Most people have heard of melanomas, but many have only heard of them occurring along the skin. This makes sense since most melanomas are caused by exposure to UV light. However, they can also occur within the mouth, and the complications can be extremely serious.
What is an oral melanoma?
A melanoma is a type of cancer. It develops from melanocytes, which are the cells that create pigment. It is for this reason that melanomas are often detected due to changes in skin colour. Like other types of cancer, a melanoma can grow and spread to other parts of the body. An oral melanoma is simply one that occurs within the mouth. They are most common between 40 and 70 years, with a mean age of 55 years, and they are three times more common in men than in women.
Why are oral melanomas so serious?
An oral melanoma is a very rare condition. In fact, experts have predicted that they account for only 2% of all melanomas. However, this means that many people do not know about them, so they may ignore any symptoms. Unfortunately, oral melanomas can be extremely aggressive, with experts also underlining the importance of early detection and treatment. The 5-year survival rate is estimated to be between 4.5% and 48%, and the cancer can spread to other parts of the body, including the lungs, brain and lymph nodes.
What are the symptoms of oral melanoma?
As with other kinds of melanoma, oral melanomas are typically detected thanks to a change in pigment colour. You or your dentist may notice a dark spot along your gums, or along another portion of the tissue inside your mouth. That spot will normally start to spread, and it will typically become lighter as it does so.
Further symptoms include pain, particularly while chewing or swallowing, and unexplained feelings of fatigue or nausea. However, many oral melanomas present no symptoms beyond pigment colour change.
How are oral melanomas treated?
It's important to remember that the signs detailed above do not always mean melanoma, but it's still important to get them checked as quickly as possible. Consider them a dental emergency and book an appointment as soon as you can.
Treatment will largely depend on the progression of the disease. Firstly, a biopsy or imaging scan will determine the extent of growth.

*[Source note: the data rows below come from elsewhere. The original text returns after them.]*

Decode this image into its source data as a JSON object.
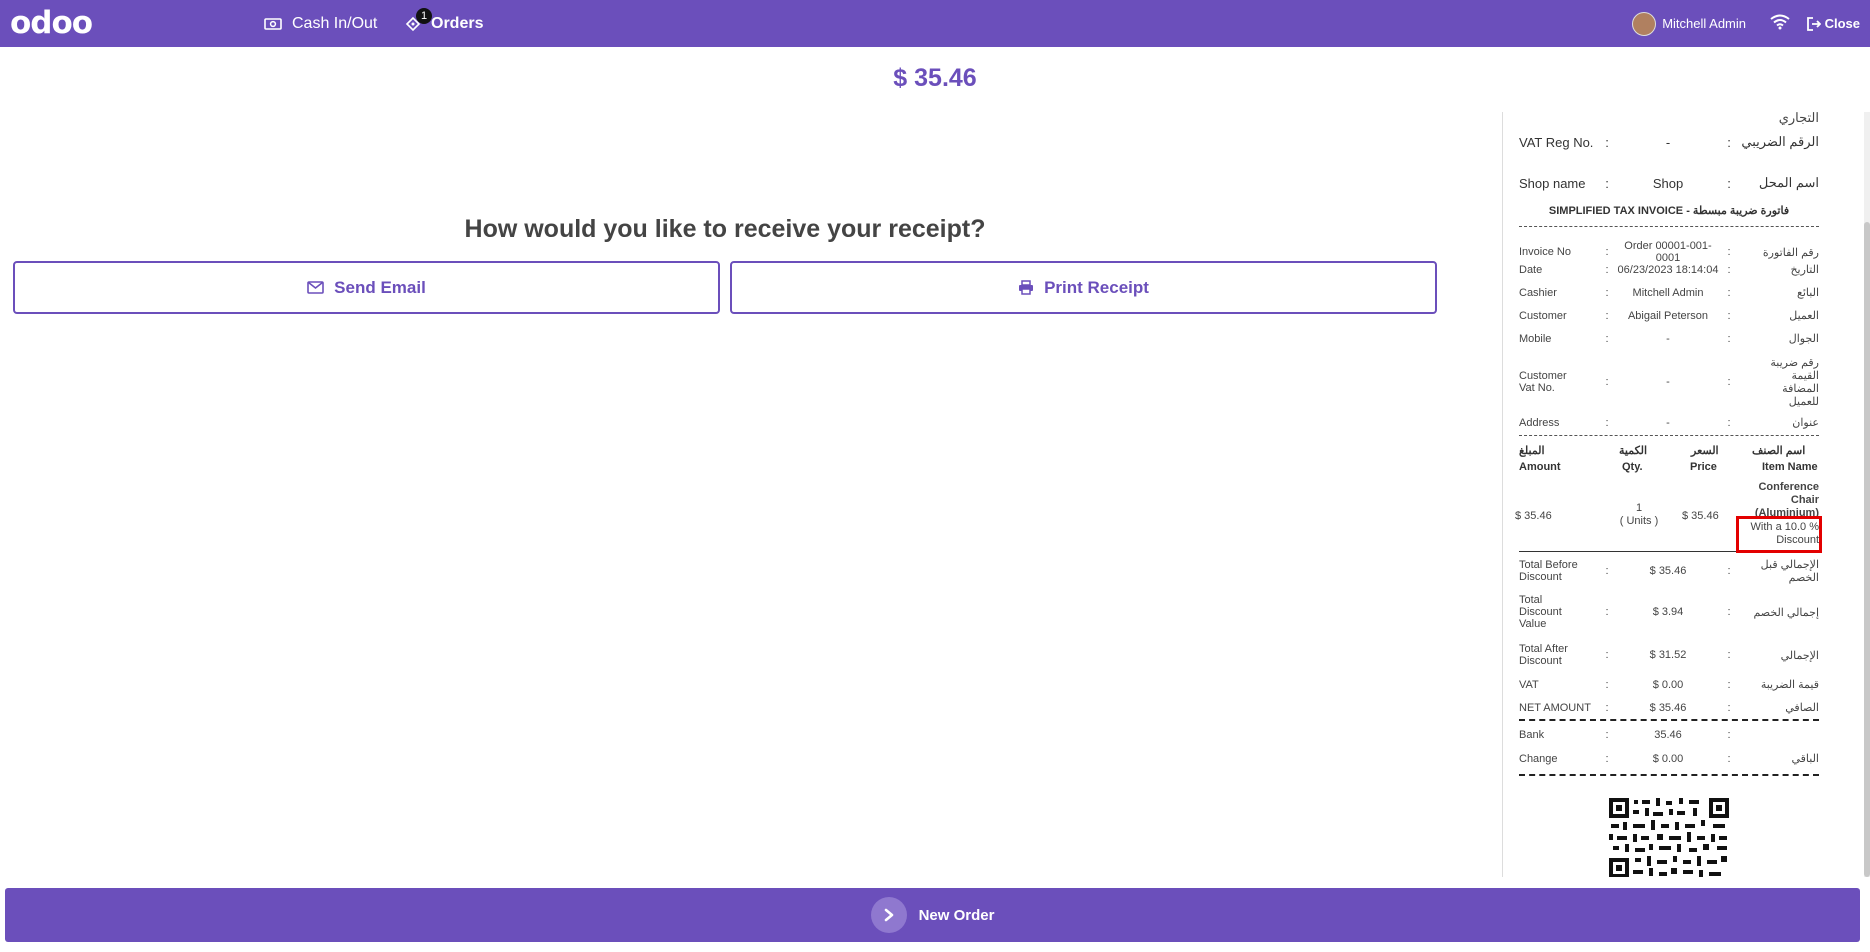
{
  "topbar": {
    "logo": "odoo",
    "cash_label": "Cash In/Out",
    "orders_label": "Orders",
    "orders_badge": "1",
    "user_name": "Mitchell Admin",
    "close_label": "Close"
  },
  "main": {
    "total": "$ 35.46",
    "question": "How would you like to receive your receipt?",
    "send_email": "Send Email",
    "print_receipt": "Print Receipt",
    "new_order": "New Order"
  },
  "receipt": {
    "cr_ar": "التجاري",
    "vat_reg_en": "VAT Reg No.",
    "vat_reg_val": "-",
    "vat_reg_ar": "الرقم الضريبي",
    "shop_en": "Shop name",
    "shop_val": "Shop",
    "shop_ar": "اسم المحل",
    "invoice_title": "SIMPLIFIED TAX INVOICE - فاتورة ضريبة مبسطة",
    "invoice_no_en": "Invoice No",
    "invoice_no_val": "Order 00001-001-0001",
    "invoice_no_ar": "رقم الفاتورة",
    "date_en": "Date",
    "date_val": "06/23/2023 18:14:04",
    "date_ar": "التاريخ",
    "cashier_en": "Cashier",
    "cashier_val": "Mitchell Admin",
    "cashier_ar": "البائع",
    "customer_en": "Customer",
    "customer_val": "Abigail Peterson",
    "customer_ar": "العميل",
    "mobile_en": "Mobile",
    "mobile_val": "-",
    "mobile_ar": "الجوال",
    "cust_vat_en": "Customer Vat No.",
    "cust_vat_val": "-",
    "cust_vat_ar": "رقم ضريبة القيمة المضافة للعميل",
    "address_en": "Address",
    "address_val": "-",
    "address_ar": "عنوان",
    "h_amount_ar": "المبلغ",
    "h_amount_en": "Amount",
    "h_qty_ar": "الكمية",
    "h_qty_en": "Qty.",
    "h_price_ar": "السعر",
    "h_price_en": "Price",
    "h_item_ar": "اسم الصنف",
    "h_item_en": "Item Name",
    "line_amount": "$ 35.46",
    "line_qty": "1",
    "line_units": "( Units )",
    "line_price": "$ 35.46",
    "line_name": "Conference Chair (Aluminium)",
    "line_discount": "With a 10.0 % Discount",
    "tbd_en": "Total Before Discount",
    "tbd_val": "$ 35.46",
    "tbd_ar": "الإجمالي قبل الخصم",
    "tdv_en": "Total Discount Value",
    "tdv_val": "$ 3.94",
    "tdv_ar": "إجمالي الخصم",
    "tad_en": "Total After Discount",
    "tad_val": "$ 31.52",
    "tad_ar": "الإجمالي",
    "vat_en": "VAT",
    "vat_val": "$ 0.00",
    "vat_ar": "قيمة الضريبة",
    "net_en": "NET AMOUNT",
    "net_val": "$ 35.46",
    "net_ar": "الصافي",
    "bank_en": "Bank",
    "bank_val": "35.46",
    "bank_ar": "",
    "change_en": "Change",
    "change_val": "$ 0.00",
    "change_ar": "الباقي",
    "sep": ":"
  }
}
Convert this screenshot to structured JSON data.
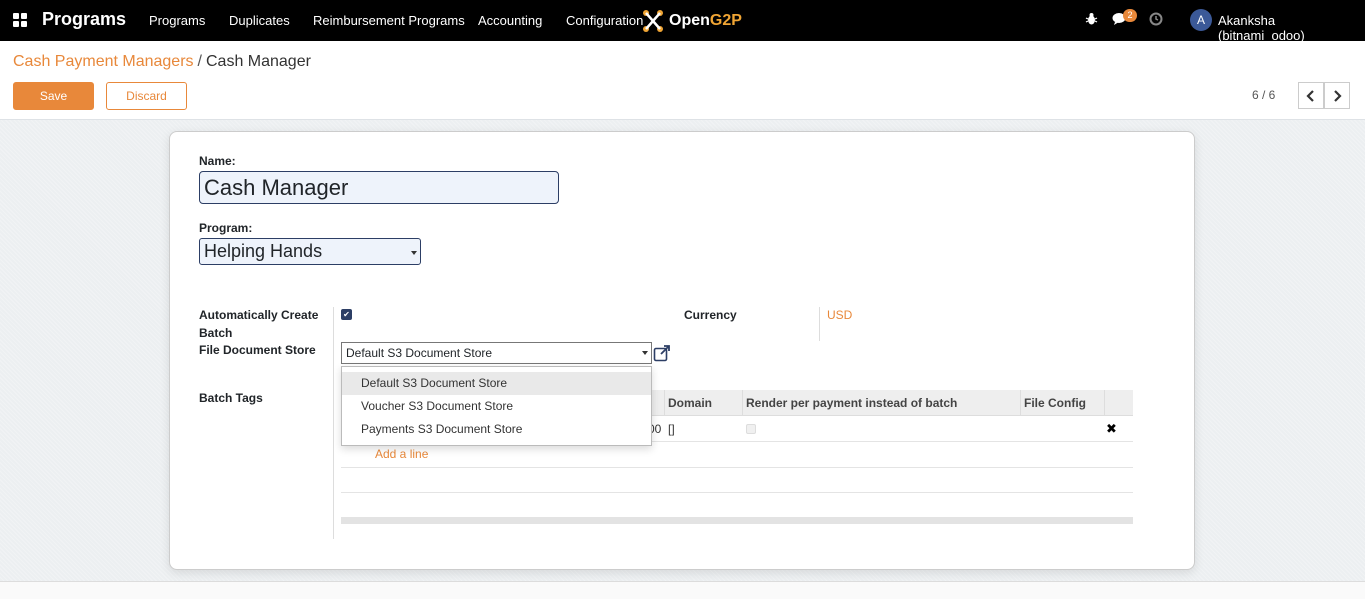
{
  "navbar": {
    "brand": "Programs",
    "menu": [
      "Programs",
      "Duplicates",
      "Reimbursement Programs",
      "Accounting",
      "Configuration"
    ],
    "logo_prefix": "Open",
    "logo_suffix": "G2P",
    "messages_badge": "2",
    "avatar_initial": "A",
    "user": "Akanksha (bitnami_odoo)"
  },
  "breadcrumb": {
    "parent": "Cash Payment Managers",
    "separator": "/",
    "current": "Cash Manager"
  },
  "actions": {
    "save": "Save",
    "discard": "Discard"
  },
  "pager": {
    "value": "6 / 6",
    "prev": "‹",
    "next": "›"
  },
  "form": {
    "name_label": "Name:",
    "name_value": "Cash Manager",
    "program_label": "Program:",
    "program_value": "Helping Hands",
    "auto_batch_label_1": "Automatically Create",
    "auto_batch_label_2": "Batch",
    "auto_batch_checked": true,
    "currency_label": "Currency",
    "currency_value": "USD",
    "file_store_label": "File Document Store",
    "file_store_value": "Default S3 Document Store",
    "batch_tags_label": "Batch Tags"
  },
  "batch_table": {
    "columns": [
      "Domain",
      "Render per payment instead of batch",
      "File Config"
    ],
    "row": {
      "name_tail": "00",
      "domain": "[]",
      "render_per_payment": false
    },
    "add_line": "Add a line"
  },
  "dropdown": {
    "options": [
      "Default S3 Document Store",
      "Voucher S3 Document Store",
      "Payments S3 Document Store"
    ],
    "highlighted": "Default S3 Document Store"
  },
  "colors": {
    "accent": "#e8883a",
    "navbar": "#000000",
    "field_border": "#2c3e65"
  }
}
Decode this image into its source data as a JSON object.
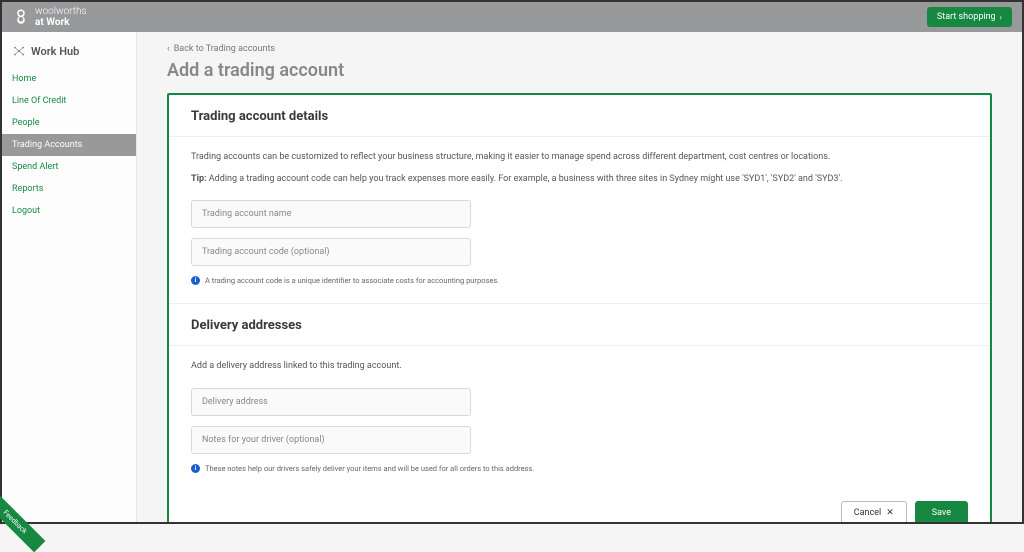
{
  "header": {
    "brand_line1": "woolworths",
    "brand_line2": "at Work",
    "start_shopping": "Start shopping"
  },
  "sidebar": {
    "title": "Work Hub",
    "items": [
      {
        "label": "Home",
        "active": false
      },
      {
        "label": "Line Of Credit",
        "active": false
      },
      {
        "label": "People",
        "active": false
      },
      {
        "label": "Trading Accounts",
        "active": true
      },
      {
        "label": "Spend Alert",
        "active": false
      },
      {
        "label": "Reports",
        "active": false
      },
      {
        "label": "Logout",
        "active": false
      }
    ]
  },
  "main": {
    "back_label": "Back to Trading accounts",
    "page_title": "Add a trading account",
    "section1": {
      "heading": "Trading account details",
      "help": "Trading accounts can be customized to reflect your business structure, making it easier to manage spend across different department, cost centres or locations.",
      "tip_prefix": "Tip:",
      "tip_body": " Adding a trading account code can help you track expenses more easily. For example, a business with three sites in Sydney might use 'SYD1', 'SYD2' and 'SYD3'.",
      "input_name_placeholder": "Trading account name",
      "input_code_placeholder": "Trading account code (optional)",
      "hint": "A trading account code is a unique identifier to associate costs for accounting purposes."
    },
    "section2": {
      "heading": "Delivery addresses",
      "help": "Add a delivery address linked to this trading account.",
      "input_address_placeholder": "Delivery address",
      "input_notes_placeholder": "Notes for your driver (optional)",
      "hint": "These notes help our drivers safely deliver your items and will be used for all orders to this address."
    },
    "actions": {
      "cancel": "Cancel",
      "save": "Save"
    }
  },
  "feedback": "Feedback"
}
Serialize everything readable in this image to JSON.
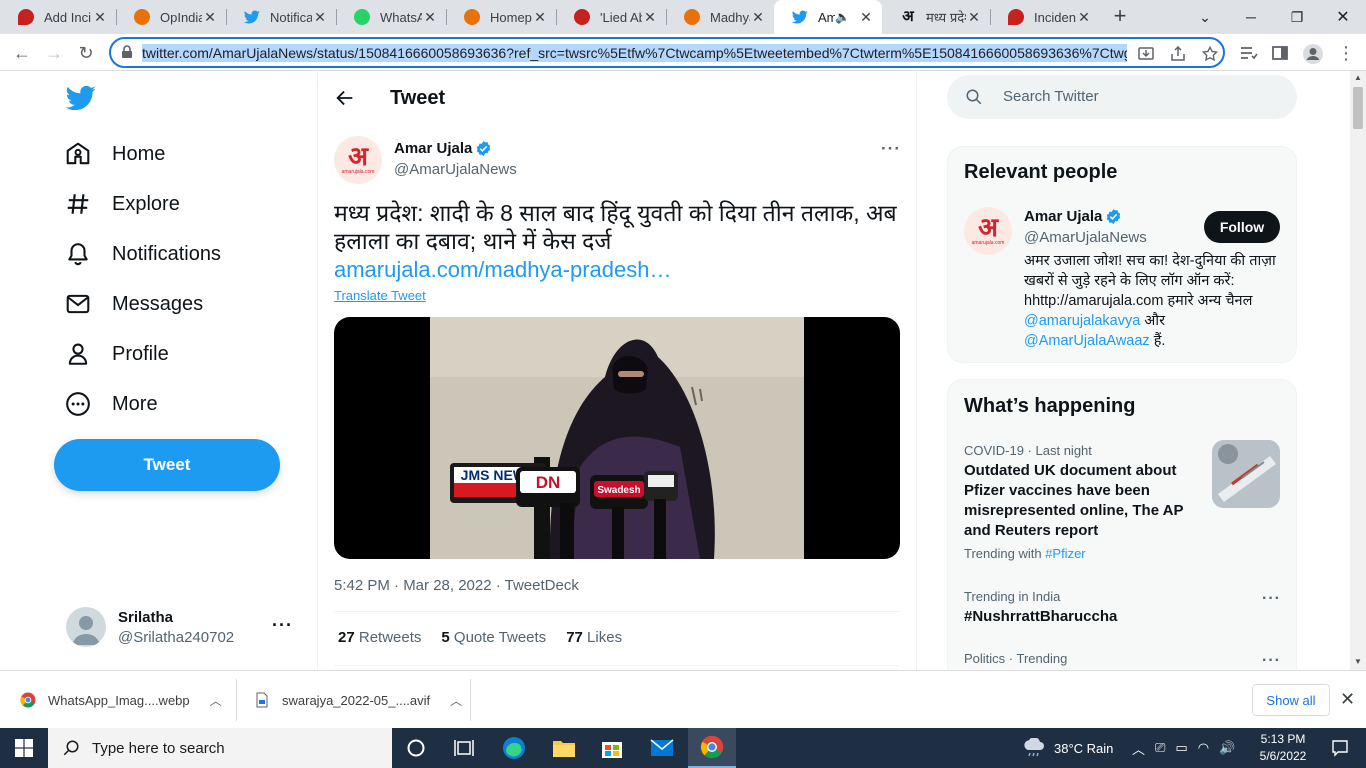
{
  "browser": {
    "tabs": [
      {
        "label": "Add Inci",
        "icon": "red-drop-icon",
        "color": "#c5221f"
      },
      {
        "label": "OpIndia",
        "icon": "opindia-icon",
        "color": "#e8710a"
      },
      {
        "label": "Notificat",
        "icon": "twitter-icon",
        "color": "#1d9bf0"
      },
      {
        "label": "WhatsAp",
        "icon": "whatsapp-icon",
        "color": "#25d366"
      },
      {
        "label": "Homepa",
        "icon": "opindia-icon",
        "color": "#e8710a"
      },
      {
        "label": "'Lied Ab",
        "icon": "swarajya-icon",
        "color": "#c5221f"
      },
      {
        "label": "Madhya",
        "icon": "opindia-icon",
        "color": "#e8710a"
      },
      {
        "label": "Ama",
        "icon": "twitter-icon",
        "color": "#1d9bf0"
      },
      {
        "label": "मध्य प्रदेश",
        "icon": "amarujala-icon",
        "color": "#d0262f"
      },
      {
        "label": "Incident",
        "icon": "red-drop-icon",
        "color": "#c5221f"
      }
    ],
    "active_tab": 7,
    "url": "twitter.com/AmarUjalaNews/status/1508416660058693636?ref_src=twsrc%5Etfw%7Ctwcamp%5Etweetembed%7Ctwterm%5E1508416660058693636%7Ctwgr%"
  },
  "twitter": {
    "nav": {
      "home": "Home",
      "explore": "Explore",
      "notifications": "Notifications",
      "messages": "Messages",
      "profile": "Profile",
      "more": "More",
      "tweet_button": "Tweet"
    },
    "account": {
      "name": "Srilatha",
      "handle": "@Srilatha240702"
    },
    "main": {
      "header": "Tweet",
      "author_name": "Amar Ujala",
      "author_handle": "@AmarUjalaNews",
      "avatar_glyph": "अ",
      "avatar_sub": "amarujala.com",
      "text": "मध्य प्रदेश: शादी के 8 साल बाद हिंदू युवती को दिया तीन तलाक, अब हलाला का दबाव; थाने में केस दर्ज",
      "link": "amarujala.com/madhya-pradesh…",
      "translate": "Translate Tweet",
      "timestamp": "5:42 PM · Mar 28, 2022 · TweetDeck",
      "retweets": "27",
      "retweets_label": "Retweets",
      "quotes": "5",
      "quotes_label": "Quote Tweets",
      "likes": "77",
      "likes_label": "Likes",
      "mic_labels": [
        "JMS NEWS",
        "DN",
        "Swadesh"
      ]
    },
    "search_placeholder": "Search Twitter",
    "relevant": {
      "title": "Relevant people",
      "name": "Amar Ujala",
      "handle": "@AmarUjalaNews",
      "follow": "Follow",
      "bio_text": "अमर उजाला जोश! सच का! देश-दुनिया की ताज़ा खबरों से जुड़े रहने के लिए लॉग ऑन करें: hhttp://amarujala.com हमारे अन्य चैनल ",
      "bio_mention1": "@amarujalakavya",
      "bio_and": " और ",
      "bio_mention2": "@AmarUjalaAwaaz",
      "bio_end": " हैं."
    },
    "happening": {
      "title": "What’s happening",
      "t1_meta": "COVID-19 · Last night",
      "t1_title": "Outdated UK document about Pfizer vaccines have been misrepresented online, The AP and Reuters report",
      "t1_with": "Trending with ",
      "t1_tag": "#Pfizer",
      "t2_meta": "Trending in India",
      "t2_title": "#NushrrattBharuccha",
      "t3_meta": "Politics · Trending"
    }
  },
  "downloads": {
    "item1": "WhatsApp_Imag....webp",
    "item2": "swarajya_2022-05_....avif",
    "show_all": "Show all"
  },
  "taskbar": {
    "search_placeholder": "Type here to search",
    "weather": "38°C  Rain",
    "time": "5:13 PM",
    "date": "5/6/2022"
  },
  "colors": {
    "twitter_blue": "#1d9bf0",
    "taskbar": "#1f2f43",
    "selection": "#b4d7fe"
  }
}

The surgical removal of the tumour may be possible, though some patients will require chemotherapy or immunotherapy. The success of such treatments will vary depending on how swiftly the condition was spotted and treated.